On Monday, Steve Cohen and I met with David Madigan, Columbia’s Executive Vice President and Dean of the Faculty of Arts and Sciences. Discussion topics ranged broadly over scholarly and financial opportunities for enhanced connections between Arts and Sciences and the Earth Institute, including Lamont.
On Wednesday night, many from Lamont were part of an audience of 400 who experienced SeismoDome in the Hayden Planetarium at the American Museum of Natural History. The video and audio exhibition of earthquake seismicity and wave propagation was conceived and led by Ben Holtzman in partnership with Jason Candler, a musician and sound engineer affiliated with the Tisch School of the Arts at New York University. Through a masterful mix of animations and sound, Ben and Jason simulated patterns of earthquake occurrences in space and time and the paths and amplitudes of seismic body and surface waves through three-dimensional models of Earth’s interior. The simulations provided a captivating backdrop to discussions of the causes of earthquakes, the use of seismic waves to image the structure of the mantle and core, and the challenges to earthquake prediction.
You may have noticed a radar speed sign on the main road into our campus. This sign has been set up to encourage drivers to obey the posted speed limit (20 mph) and to help protect pedestrians and wildlife. Please do your part to keep our campus safe.
In a paper posted online by Science magazine on Thursday, Leo Pena and Steve Goldstein make the case that a slowdown or stoppage of the deep-ocean thermohaline circulation accompanied the mid-Pleistocene transition nearly one million years ago, when the glacial-interglacial period increased from about 40 to about 100 thousand years and ice ages became more intense (http://www.ldeo.columbia.edu/news-events/ancient-ocean-currents-may-have-changed-pacing-and-intensity-ice-ages). Leo and Steve postulate that the slowdown in the current system, documented with measurements of neodymium isotopes as a tracer of North Atlantic water taken up by ancient foraminifera in sediments off the coast of South Africa, may have facilitated a drawdown of atmospheric carbon dioxide and growth of high-latitude ice sheets that stabilized the longer glacial cycle. The article has garnered media attention, including a story Thursday on Live Science (http://www.livescience.com/46548-ocean-currents-linked-ice-age-length.html).

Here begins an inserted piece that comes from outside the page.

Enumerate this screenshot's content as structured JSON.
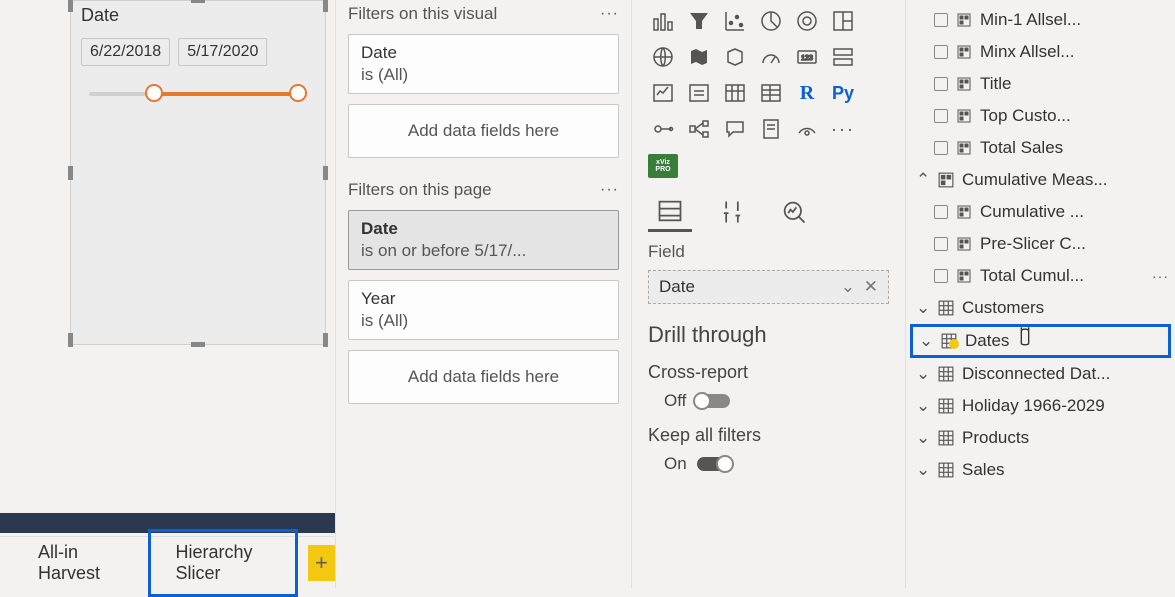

On the Lamont Log (http://lamontlog.tumblr.com/) this week, there is a story and accompanying video on the underway oceanographic cruise on which our ocean-bottom seismometer group will recover 32 OBSs that have been on the seafloor off the coast of Oregon collecting records of regional and distant earthquakes; Maya Tolstoy is co-chief scientist on the cruise. Accompanying newly posted articles include a story on the honorary degree that Wally Broecker received from Oxford University this week, a blog by Jesse Farmer on communicating climate science, an AGU “postcard from the field” from Sarah Lambart in Oman, and a reminder that nominations for the 2015 Vetlesen Prize are due next week.
On Monday of next week, Bill Smethie will step down as Associate Director for Geochemistry after heading that division since 2008. Please join me in thanking Bill for his six years of service to his colleagues and to Lamont.
As we look ahead to a shortened workweek and a new academic year, may you enjoy a warm and generally sunny June weekend.